The NHL also suspended agreements with Russian companies. Last September, the NHL closed its first exclusive deal in Russia after agreeing terms with the sports betting company Liga Stavok. The league added that it would shut down Russian-language social media and digital sites and would not consider Russia for future NHL events.
The NHL said they understand the players “and their families are in an extremely difficult situation” because Russia is an authoritarian country. Therefore, player comments may endanger family members and jeopardize their future in Russia.
But the league’s public stance on Russia could ease some of the pressure on NHL players being questioned about it.
“Business will not go as usual,” Schiller said as the invasion continues. He added: “If I were an NHL scout, I wouldn’t get on a plane and fly to Russia. That will not happen”.
Trucks display email messages as protesters demonstrate outside United Nations headquarters, while inside diplomats hold an emergency meeting of the 193-member UN General Assembly over Russia’s invasion of Ukraine in New York City’s Manhattan , February 28, 2022.
Mike Segar | Reuters
WNBA players also showed their condemnation of the Russian invasion.
ESPN informed WNBA players who play in the region during the off-season will be looking to leave. In a statement to the news organization, the WNBA said the players were no longer in Ukraine and added that “the league has also been in contact with WNBA players who are in Russia, either directly or through their agents. We will continue to monitor the situation closely.” “

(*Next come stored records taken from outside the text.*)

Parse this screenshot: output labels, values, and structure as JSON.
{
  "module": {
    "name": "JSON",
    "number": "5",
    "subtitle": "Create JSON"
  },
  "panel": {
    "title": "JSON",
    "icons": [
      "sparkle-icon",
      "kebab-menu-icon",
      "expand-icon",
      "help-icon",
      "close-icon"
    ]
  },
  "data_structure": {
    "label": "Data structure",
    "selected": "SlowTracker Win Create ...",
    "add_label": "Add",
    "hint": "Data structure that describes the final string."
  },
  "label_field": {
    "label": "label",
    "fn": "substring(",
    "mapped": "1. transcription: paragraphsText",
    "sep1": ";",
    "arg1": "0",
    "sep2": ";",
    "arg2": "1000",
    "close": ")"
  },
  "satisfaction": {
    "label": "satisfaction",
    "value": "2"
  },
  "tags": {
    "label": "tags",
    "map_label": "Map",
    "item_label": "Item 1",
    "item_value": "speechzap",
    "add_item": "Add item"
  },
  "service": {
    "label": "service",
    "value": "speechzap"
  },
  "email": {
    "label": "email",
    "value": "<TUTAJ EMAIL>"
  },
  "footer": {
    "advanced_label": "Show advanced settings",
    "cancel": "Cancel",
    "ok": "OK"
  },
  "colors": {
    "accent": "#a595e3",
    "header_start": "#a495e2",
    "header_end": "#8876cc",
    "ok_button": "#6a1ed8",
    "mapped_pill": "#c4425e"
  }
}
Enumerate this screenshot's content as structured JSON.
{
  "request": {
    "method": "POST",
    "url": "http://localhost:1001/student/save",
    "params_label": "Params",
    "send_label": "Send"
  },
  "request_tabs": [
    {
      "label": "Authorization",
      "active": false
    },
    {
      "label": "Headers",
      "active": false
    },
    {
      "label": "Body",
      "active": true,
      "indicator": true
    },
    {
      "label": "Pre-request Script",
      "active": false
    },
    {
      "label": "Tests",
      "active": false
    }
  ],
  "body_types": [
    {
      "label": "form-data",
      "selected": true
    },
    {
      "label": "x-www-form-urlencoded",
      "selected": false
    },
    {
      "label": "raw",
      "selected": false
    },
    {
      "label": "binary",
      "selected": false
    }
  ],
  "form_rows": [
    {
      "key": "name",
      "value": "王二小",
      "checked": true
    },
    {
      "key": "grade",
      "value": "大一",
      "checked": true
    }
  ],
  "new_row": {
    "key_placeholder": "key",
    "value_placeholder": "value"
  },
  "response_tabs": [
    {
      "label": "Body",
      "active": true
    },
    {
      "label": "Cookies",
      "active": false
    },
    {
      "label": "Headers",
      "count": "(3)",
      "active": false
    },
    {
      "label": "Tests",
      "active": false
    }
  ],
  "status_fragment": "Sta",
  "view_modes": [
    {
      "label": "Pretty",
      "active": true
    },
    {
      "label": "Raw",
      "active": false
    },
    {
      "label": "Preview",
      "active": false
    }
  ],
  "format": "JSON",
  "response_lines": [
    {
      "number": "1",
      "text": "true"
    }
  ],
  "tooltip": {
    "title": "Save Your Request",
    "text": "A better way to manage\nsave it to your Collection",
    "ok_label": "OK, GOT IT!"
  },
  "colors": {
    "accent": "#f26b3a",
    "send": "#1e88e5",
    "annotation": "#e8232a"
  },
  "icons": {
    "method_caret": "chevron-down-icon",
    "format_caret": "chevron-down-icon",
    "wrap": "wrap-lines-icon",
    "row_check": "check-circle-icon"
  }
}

International sports sanctions are where Russia can experience unique discomfort, says Declan Hill, professor University of New Haven.
Hill said the organizations are demonstrating that “sports have tremendous soft power” by banning Russians from the events. He added that FIFA’s decision on the World Cup will affect Russia the most.
“Football is as important to the average Russian as the National Football League is to the average American,” said Hill, an expert on corruption in international sports. “It’s a mass cultural phenomenon.”
The IOC also recommended that Belarusian athletes be banned from the competition, as the country is on the side of Russia under the regime of President Alexander Lukashenko. F1 said last week that it was “impossible” to host a Russian Grand Prix “under the current conditions”, jeopardizing the race scheduled for September.
Perhaps most personally, the International Judo Federation stripped Putin of his honorary president and ambassador status. Former professional boxers and Ukrainian natives Wladimir Klitschko and Vitali Klitschko have been praised for swearing fight and defend the country from the Russian invasion. Vitali Klitschko is also the mayor of the Ukrainian capital, Kyiv, which has so far fended off Russian attacks.
“This is a moment in society where we realize that things like life and death are more important than sports,” Hill said, adding that it’s “extremely important” for sports organizations to “say and do the right thing.”